And what are phrases themselves made of? Sounds, tones, rhythmical relationships in music, and for physical performers: smaller pieces of movements and the way they are pieced together in tension and timing.

Vocal Performers and Dancers lean into each others’ discipline quite often. As for a dancer the use of voice can be seen as just another layer of playing with the body as an instrument, while for a singer the way the voice is affecting the body (and vice versa) is an always present aspect of musical performance.

Working with phrasing means working on a higher level than just producing sounds or movement, which is to say that in instant composition performance, working with your voice or your body cannot simply stay a side-effect of your other, main register in which you improvise. Phrasing means articulating sound or movement in such a way that it takes on a full sense of language as we create.

We have two research questions to approach this subject of interdisciplinarity:

How to integrate voice and movement as an improvisation performer?

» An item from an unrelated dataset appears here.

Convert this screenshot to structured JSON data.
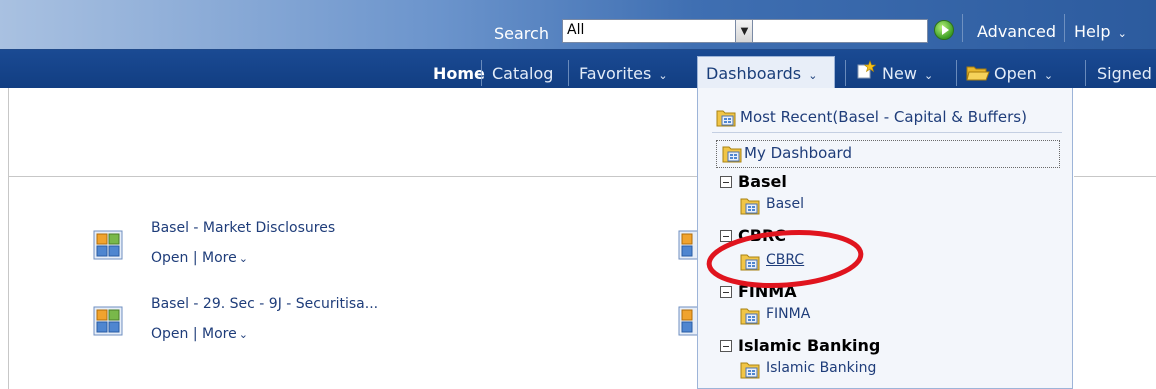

On individual level, how can the two registers/languages of voice and movement inform, stimulate and challenge each other in an articulated way? How can the two integrate towards one language?

How to integrate voice/sound and movement as an improvisation ensemble?

In an ensemble with dancers as well as singers, how can we integrate voice and movement into that “one language” that the ensemble speaks?

Marisa Grande and Thomas Johannsen want to combine their experience in order to explore these questions from both sides of the range. While being both multidisciplinary improvisers, Thomas leans probably a bit more towards musicianship through his vocal improvisation work with the Genetic Choir, Marisa comes slightly more from the perspective of movement improvisation through her somatic dance practice.

In the project that we propose, we would like to work with a small group of core-researchers: 4 improvisation singers / 4 improvisation dancers. At the same time, we will open up the research to any other improvisers who are interested to meet the research group and play together on two occasions: the IC practice+performance at Dansmakers.

The whole project is made of 2 Saturdays (open IC practice+performance), and in between 4 afternoons of research in the Carpet studio. Closing the project will be a performance at The Boiler Room in Utrecht and maybe other public gigs that will appear by that time.

Saturday 22 February – IC practice and performance at Dansmakers (16:30-20:00) – practice and performance open to all improvisers
Thursday 6, 13, 20, 27 March – research sessions in the Carpet studio – research ensemble only (14:00-17:00)
Saturday 29 March – IC practice and performance at Dansmakers (16:30-20:00) – practice session open to all / performance will be done by the research ensemble
Sunday 30 March (to be confirmed) – Performance in Het Huis Utrecht, in the Boiler Room series

The Carpet Sessions know a studio-costs share of 5 euro p.p. per session. Read more about the Carpet Sessions here.
The IC Practice on Saturdays knows a contribution of 15 euro p.p. per session to share the (higher) costs of the Dansmakers space. For this particular collaboration with the Carpet Research it will be 7,50 for the core group members to compensate for their bigger commitment.
(the money is solely to cover costs and any possible surplus will go to supporting the respective initiatives)

The project is a collaboration between the Genetic Choir, the Carpet Research and the monthly IC Practice in Amsterdam that has been initiated by Iris van Peppen and Marisa Grande.

As with all Carpet Research sessions, we are looking for performers with artistic maturity and capacity to contribute to the unfolding process from their own practice.

Please respond if you either just would like to be part of the process on one or both of the Saturdays, or if you would be interested to join the core group on all the dates and performances. We will select the core group to create an interesting mix of individuals.

Don’t hesitate to tell us you are interested, even if you still have date-issues to solve. Let us know and we will get in contact with you.

We are awaiting your reactions until 31st of December and will announce the research ensemble shortly afterwards.

Looking forward to hearing from you!

Marisa & Thomas